- **To do**: Please restate the data below word for word, omitting all images.

- **Data for analysis**:
▼▼▼

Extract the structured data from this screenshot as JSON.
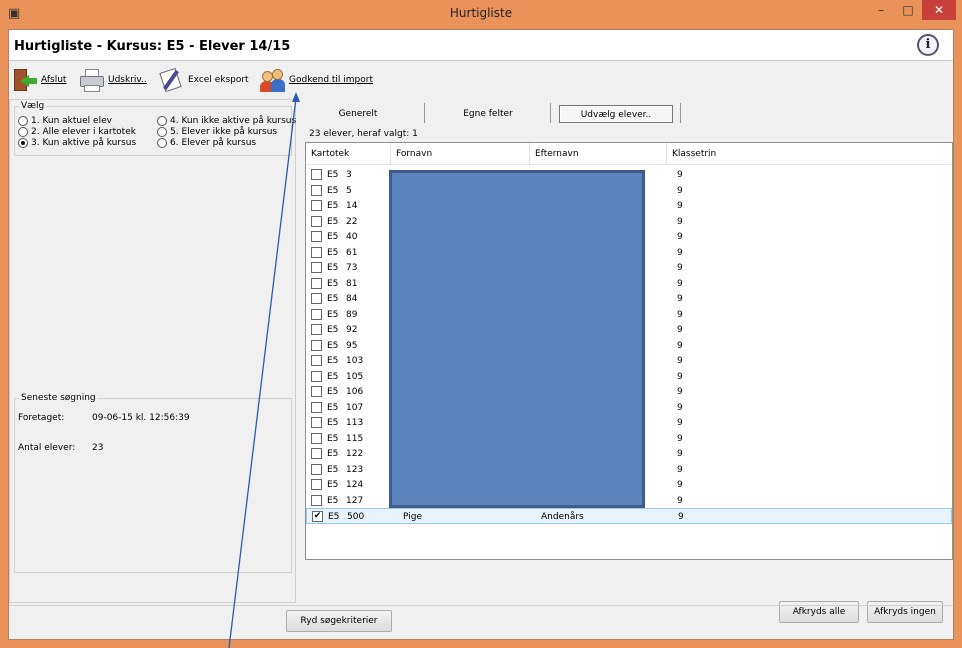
{
  "window": {
    "title": "Hurtigliste",
    "controls": {
      "minimize": "–",
      "maximize": "□",
      "close": "✕"
    }
  },
  "header": {
    "heading": "Hurtigliste - Kursus: E5 - Elever 14/15",
    "info_icon": "i"
  },
  "toolbar": {
    "exit_label": "Afslut",
    "print_label": "Udskriv..",
    "excel_label": "Excel eksport",
    "import_label": "Godkend til import"
  },
  "filter": {
    "legend": "Vælg",
    "options": [
      {
        "label": "1. Kun aktuel elev",
        "selected": false
      },
      {
        "label": "2. Alle elever i kartotek",
        "selected": false
      },
      {
        "label": "3. Kun aktive på kursus",
        "selected": true
      },
      {
        "label": "4. Kun ikke aktive på kursus",
        "selected": false
      },
      {
        "label": "5. Elever ikke på kursus",
        "selected": false
      },
      {
        "label": "6. Elever på kursus",
        "selected": false
      }
    ]
  },
  "last_search": {
    "legend": "Seneste søgning",
    "performed_label": "Foretaget:",
    "performed_value": "09-06-15 kl. 12:56:39",
    "count_label": "Antal elever:",
    "count_value": "23"
  },
  "tabs": {
    "general": "Generelt",
    "custom": "Egne felter",
    "select": "Udvælg elever.."
  },
  "list": {
    "summary": "23 elever, heraf valgt: 1",
    "columns": [
      "Kartotek",
      "Fornavn",
      "Efternavn",
      "Klassetrin"
    ],
    "rows": [
      {
        "kartotek": "E5",
        "nr": "3",
        "fornavn": "",
        "efternavn": "",
        "klassetrin": "9",
        "checked": false
      },
      {
        "kartotek": "E5",
        "nr": "5",
        "fornavn": "",
        "efternavn": "",
        "klassetrin": "9",
        "checked": false
      },
      {
        "kartotek": "E5",
        "nr": "14",
        "fornavn": "",
        "efternavn": "",
        "klassetrin": "9",
        "checked": false
      },
      {
        "kartotek": "E5",
        "nr": "22",
        "fornavn": "",
        "efternavn": "",
        "klassetrin": "9",
        "checked": false
      },
      {
        "kartotek": "E5",
        "nr": "40",
        "fornavn": "",
        "efternavn": "",
        "klassetrin": "9",
        "checked": false
      },
      {
        "kartotek": "E5",
        "nr": "61",
        "fornavn": "",
        "efternavn": "",
        "klassetrin": "9",
        "checked": false
      },
      {
        "kartotek": "E5",
        "nr": "73",
        "fornavn": "",
        "efternavn": "",
        "klassetrin": "9",
        "checked": false
      },
      {
        "kartotek": "E5",
        "nr": "81",
        "fornavn": "",
        "efternavn": "",
        "klassetrin": "9",
        "checked": false
      },
      {
        "kartotek": "E5",
        "nr": "84",
        "fornavn": "",
        "efternavn": "",
        "klassetrin": "9",
        "checked": false
      },
      {
        "kartotek": "E5",
        "nr": "89",
        "fornavn": "",
        "efternavn": "",
        "klassetrin": "9",
        "checked": false
      },
      {
        "kartotek": "E5",
        "nr": "92",
        "fornavn": "",
        "efternavn": "",
        "klassetrin": "9",
        "checked": false
      },
      {
        "kartotek": "E5",
        "nr": "95",
        "fornavn": "",
        "efternavn": "",
        "klassetrin": "9",
        "checked": false
      },
      {
        "kartotek": "E5",
        "nr": "103",
        "fornavn": "",
        "efternavn": "",
        "klassetrin": "9",
        "checked": false
      },
      {
        "kartotek": "E5",
        "nr": "105",
        "fornavn": "",
        "efternavn": "",
        "klassetrin": "9",
        "checked": false
      },
      {
        "kartotek": "E5",
        "nr": "106",
        "fornavn": "",
        "efternavn": "",
        "klassetrin": "9",
        "checked": false
      },
      {
        "kartotek": "E5",
        "nr": "107",
        "fornavn": "",
        "efternavn": "",
        "klassetrin": "9",
        "checked": false
      },
      {
        "kartotek": "E5",
        "nr": "113",
        "fornavn": "",
        "efternavn": "",
        "klassetrin": "9",
        "checked": false
      },
      {
        "kartotek": "E5",
        "nr": "115",
        "fornavn": "",
        "efternavn": "",
        "klassetrin": "9",
        "checked": false
      },
      {
        "kartotek": "E5",
        "nr": "122",
        "fornavn": "",
        "efternavn": "",
        "klassetrin": "9",
        "checked": false
      },
      {
        "kartotek": "E5",
        "nr": "123",
        "fornavn": "",
        "efternavn": "",
        "klassetrin": "9",
        "checked": false
      },
      {
        "kartotek": "E5",
        "nr": "124",
        "fornavn": "",
        "efternavn": "",
        "klassetrin": "9",
        "checked": false
      },
      {
        "kartotek": "E5",
        "nr": "127",
        "fornavn": "",
        "efternavn": "",
        "klassetrin": "9",
        "checked": false
      },
      {
        "kartotek": "E5",
        "nr": "500",
        "fornavn": "Pige",
        "efternavn": "Andenårs",
        "klassetrin": "9",
        "checked": true
      }
    ]
  },
  "buttons": {
    "check_all": "Afkryds alle",
    "check_none": "Afkryds ingen",
    "clear_criteria": "Ryd søgekriterier"
  },
  "icons": {
    "app": "app-icon",
    "exit": "exit-door-icon",
    "print": "printer-icon",
    "excel": "excel-export-icon",
    "import": "people-import-icon",
    "info": "info-icon"
  },
  "colors": {
    "window_frame": "#e9935a",
    "close_button": "#c7403a",
    "redaction": "#5c84bd",
    "selected_row": "#e8f2fb"
  }
}
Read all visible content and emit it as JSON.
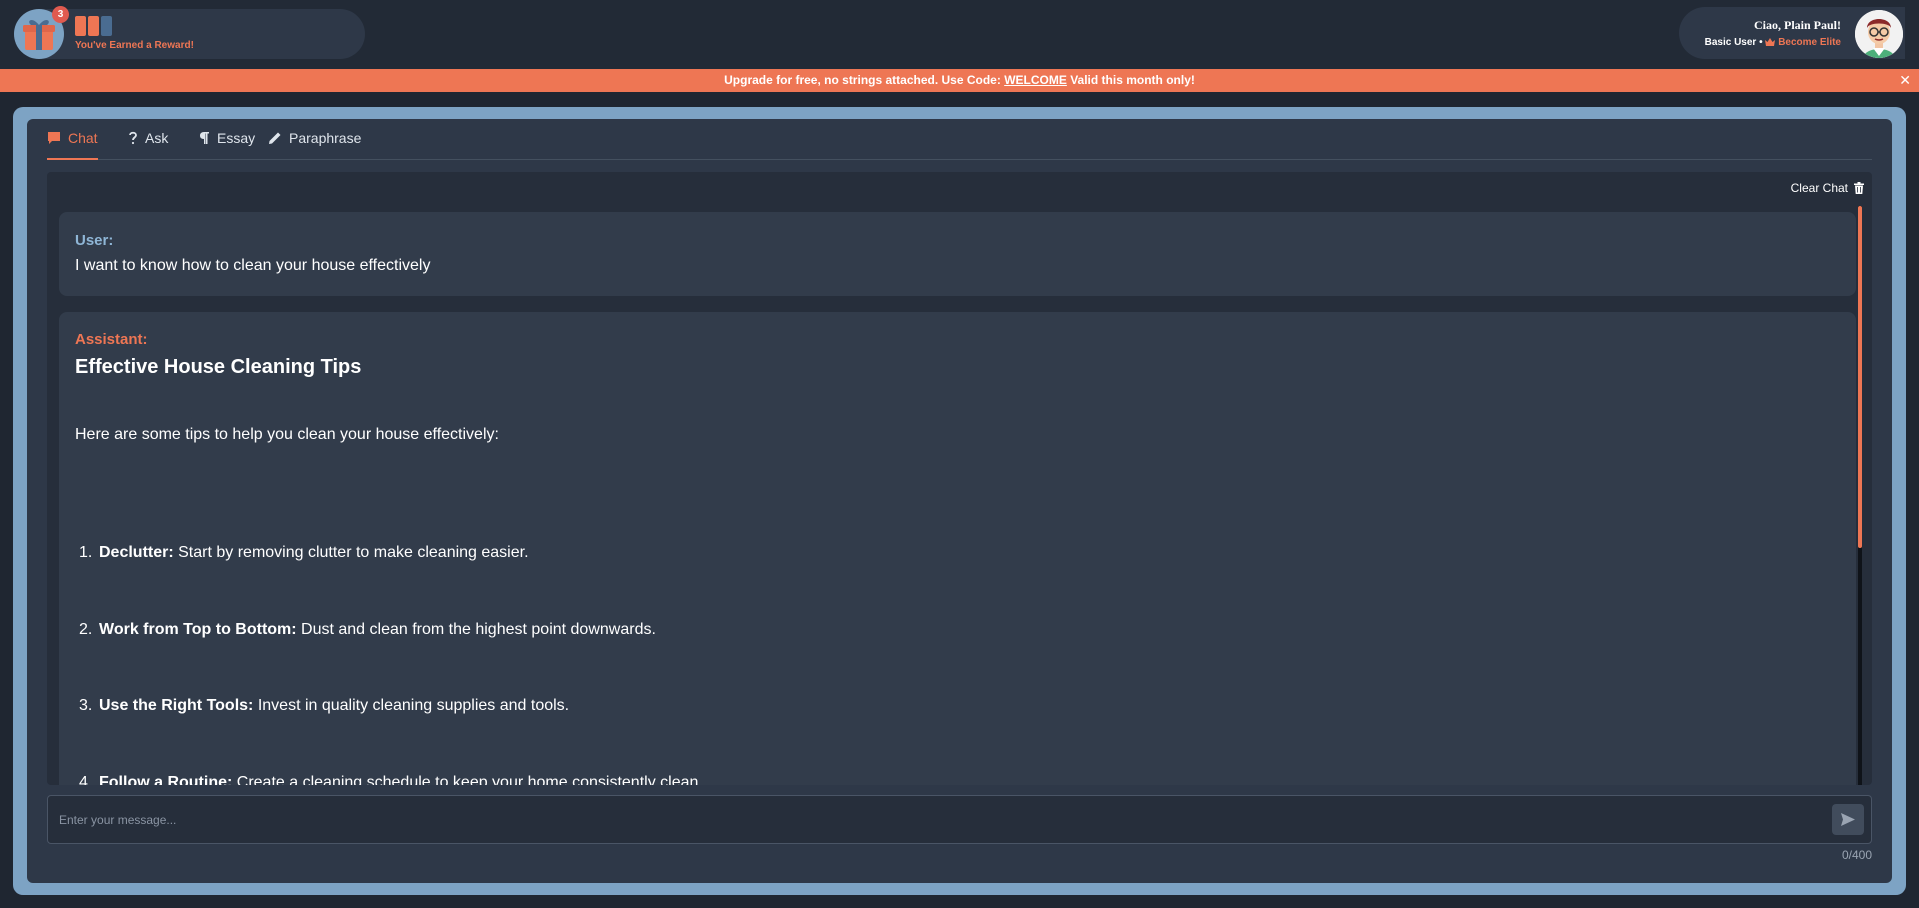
{
  "header": {
    "reward_badge": "3",
    "reward_text": "You've Earned a Reward!",
    "reward_colors": [
      "#ee7654",
      "#ee7654",
      "#4a6c91"
    ],
    "greeting": "Ciao, Plain Paul!",
    "user_tier": "Basic User",
    "separator": "•",
    "become_elite": "Become Elite"
  },
  "promo": {
    "text_before": "Upgrade for free, no strings attached. Use Code: ",
    "code": "WELCOME",
    "text_after": " Valid this month only!",
    "close": "✕"
  },
  "tabs": [
    {
      "label": "Chat",
      "icon": "chat-bubble-icon",
      "active": true
    },
    {
      "label": "Ask",
      "icon": "question-icon",
      "active": false
    },
    {
      "label": "Essay",
      "icon": "paragraph-icon",
      "active": false
    },
    {
      "label": "Paraphrase",
      "icon": "pencil-icon",
      "active": false
    }
  ],
  "chat": {
    "clear_label": "Clear Chat",
    "messages": [
      {
        "role": "User:",
        "text": "I want to know how to clean your house effectively"
      },
      {
        "role": "Assistant:",
        "title": "Effective House Cleaning Tips",
        "intro": "Here are some tips to help you clean your house effectively:",
        "tips": [
          {
            "num": "1.",
            "bold": "Declutter:",
            "text": " Start by removing clutter to make cleaning easier."
          },
          {
            "num": "2.",
            "bold": "Work from Top to Bottom:",
            "text": " Dust and clean from the highest point downwards."
          },
          {
            "num": "3.",
            "bold": "Use the Right Tools:",
            "text": " Invest in quality cleaning supplies and tools."
          },
          {
            "num": "4.",
            "bold": "Follow a Routine:",
            "text": " Create a cleaning schedule to keep your home consistently clean."
          }
        ]
      }
    ]
  },
  "composer": {
    "placeholder": "Enter your message...",
    "value": "",
    "counter": "0/400"
  },
  "colors": {
    "accent": "#ee7654",
    "user_role": "#8fb6d6",
    "frame": "#7da3c4"
  }
}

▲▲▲

- **Completed exercise**:
Extract the structured data from this screenshot as JSON.
{
  "window": {
    "title": "Hurtigliste",
    "controls": {
      "minimize": "–",
      "maximize": "□",
      "close": "✕"
    }
  },
  "header": {
    "heading": "Hurtigliste - Kursus: E5 - Elever 14/15",
    "info_icon": "i"
  },
  "toolbar": {
    "exit_label": "Afslut",
    "print_label": "Udskriv..",
    "excel_label": "Excel eksport",
    "import_label": "Godkend til import"
  },
  "filter": {
    "legend": "Vælg",
    "options": [
      {
        "label": "1. Kun aktuel elev",
        "selected": false
      },
      {
        "label": "2. Alle elever i kartotek",
        "selected": false
      },
      {
        "label": "3. Kun aktive på kursus",
        "selected": true
      },
      {
        "label": "4. Kun ikke aktive på kursus",
        "selected": false
      },
      {
        "label": "5. Elever ikke på kursus",
        "selected": false
      },
      {
        "label": "6. Elever på kursus",
        "selected": false
      }
    ]
  },
  "last_search": {
    "legend": "Seneste søgning",
    "performed_label": "Foretaget:",
    "performed_value": "09-06-15 kl. 12:56:39",
    "count_label": "Antal elever:",
    "count_value": "23"
  },
  "tabs": {
    "general": "Generelt",
    "custom": "Egne felter",
    "select": "Udvælg elever.."
  },
  "list": {
    "summary": "23 elever, heraf valgt: 1",
    "columns": [
      "Kartotek",
      "Fornavn",
      "Efternavn",
      "Klassetrin"
    ],
    "rows": [
      {
        "kartotek": "E5",
        "nr": "3",
        "fornavn": "",
        "efternavn": "",
        "klassetrin": "9",
        "checked": false
      },
      {
        "kartotek": "E5",
        "nr": "5",
        "fornavn": "",
        "efternavn": "",
        "klassetrin": "9",
        "checked": false
      },
      {
        "kartotek": "E5",
        "nr": "14",
        "fornavn": "",
        "efternavn": "",
        "klassetrin": "9",
        "checked": false
      },
      {
        "kartotek": "E5",
        "nr": "22",
        "fornavn": "",
        "efternavn": "",
        "klassetrin": "9",
        "checked": false
      },
      {
        "kartotek": "E5",
        "nr": "40",
        "fornavn": "",
        "efternavn": "",
        "klassetrin": "9",
        "checked": false
      },
      {
        "kartotek": "E5",
        "nr": "61",
        "fornavn": "",
        "efternavn": "",
        "klassetrin": "9",
        "checked": false
      },
      {
        "kartotek": "E5",
        "nr": "73",
        "fornavn": "",
        "efternavn": "",
        "klassetrin": "9",
        "checked": false
      },
      {
        "kartotek": "E5",
        "nr": "81",
        "fornavn": "",
        "efternavn": "",
        "klassetrin": "9",
        "checked": false
      },
      {
        "kartotek": "E5",
        "nr": "84",
        "fornavn": "",
        "efternavn": "",
        "klassetrin": "9",
        "checked": false
      },
      {
        "kartotek": "E5",
        "nr": "89",
        "fornavn": "",
        "efternavn": "",
        "klassetrin": "9",
        "checked": false
      },
      {
        "kartotek": "E5",
        "nr": "92",
        "fornavn": "",
        "efternavn": "",
        "klassetrin": "9",
        "checked": false
      },
      {
        "kartotek": "E5",
        "nr": "95",
        "fornavn": "",
        "efternavn": "",
        "klassetrin": "9",
        "checked": false
      },
      {
        "kartotek": "E5",
        "nr": "103",
        "fornavn": "",
        "efternavn": "",
        "klassetrin": "9",
        "checked": false
      },
      {
        "kartotek": "E5",
        "nr": "105",
        "fornavn": "",
        "efternavn": "",
        "klassetrin": "9",
        "checked": false
      },
      {
        "kartotek": "E5",
        "nr": "106",
        "fornavn": "",
        "efternavn": "",
        "klassetrin": "9",
        "checked": false
      },
      {
        "kartotek": "E5",
        "nr": "107",
        "fornavn": "",
        "efternavn": "",
        "klassetrin": "9",
        "checked": false
      },
      {
        "kartotek": "E5",
        "nr": "113",
        "fornavn": "",
        "efternavn": "",
        "klassetrin": "9",
        "checked": false
      },
      {
        "kartotek": "E5",
        "nr": "115",
        "fornavn": "",
        "efternavn": "",
        "klassetrin": "9",
        "checked": false
      },
      {
        "kartotek": "E5",
        "nr": "122",
        "fornavn": "",
        "efternavn": "",
        "klassetrin": "9",
        "checked": false
      },
      {
        "kartotek": "E5",
        "nr": "123",
        "fornavn": "",
        "efternavn": "",
        "klassetrin": "9",
        "checked": false
      },
      {
        "kartotek": "E5",
        "nr": "124",
        "fornavn": "",
        "efternavn": "",
        "klassetrin": "9",
        "checked": false
      },
      {
        "kartotek": "E5",
        "nr": "127",
        "fornavn": "",
        "efternavn": "",
        "klassetrin": "9",
        "checked": false
      },
      {
        "kartotek": "E5",
        "nr": "500",
        "fornavn": "Pige",
        "efternavn": "Andenårs",
        "klassetrin": "9",
        "checked": true
      }
    ]
  },
  "buttons": {
    "check_all": "Afkryds alle",
    "check_none": "Afkryds ingen",
    "clear_criteria": "Ryd søgekriterier"
  },
  "icons": {
    "app": "app-icon",
    "exit": "exit-door-icon",
    "print": "printer-icon",
    "excel": "excel-export-icon",
    "import": "people-import-icon",
    "info": "info-icon"
  },
  "colors": {
    "window_frame": "#e9935a",
    "close_button": "#c7403a",
    "redaction": "#5c84bd",
    "selected_row": "#e8f2fb"
  }
}
Read all visible content and emit it as JSON.
{
  "header": {
    "reward_badge": "3",
    "reward_text": "You've Earned a Reward!",
    "reward_colors": [
      "#ee7654",
      "#ee7654",
      "#4a6c91"
    ],
    "greeting": "Ciao, Plain Paul!",
    "user_tier": "Basic User",
    "separator": "•",
    "become_elite": "Become Elite"
  },
  "promo": {
    "text_before": "Upgrade for free, no strings attached. Use Code: ",
    "code": "WELCOME",
    "text_after": " Valid this month only!",
    "close": "✕"
  },
  "tabs": [
    {
      "label": "Chat",
      "icon": "chat-bubble-icon",
      "active": true
    },
    {
      "label": "Ask",
      "icon": "question-icon",
      "active": false
    },
    {
      "label": "Essay",
      "icon": "paragraph-icon",
      "active": false
    },
    {
      "label": "Paraphrase",
      "icon": "pencil-icon",
      "active": false
    }
  ],
  "chat": {
    "clear_label": "Clear Chat",
    "messages": [
      {
        "role": "User:",
        "text": "I want to know how to clean your house effectively"
      },
      {
        "role": "Assistant:",
        "title": "Effective House Cleaning Tips",
        "intro": "Here are some tips to help you clean your house effectively:",
        "tips": [
          {
            "num": "1.",
            "bold": "Declutter:",
            "text": " Start by removing clutter to make cleaning easier."
          },
          {
            "num": "2.",
            "bold": "Work from Top to Bottom:",
            "text": " Dust and clean from the highest point downwards."
          },
          {
            "num": "3.",
            "bold": "Use the Right Tools:",
            "text": " Invest in quality cleaning supplies and tools."
          },
          {
            "num": "4.",
            "bold": "Follow a Routine:",
            "text": " Create a cleaning schedule to keep your home consistently clean."
          }
        ]
      }
    ]
  },
  "composer": {
    "placeholder": "Enter your message...",
    "value": "",
    "counter": "0/400"
  },
  "colors": {
    "accent": "#ee7654",
    "user_role": "#8fb6d6",
    "frame": "#7da3c4"
  }
}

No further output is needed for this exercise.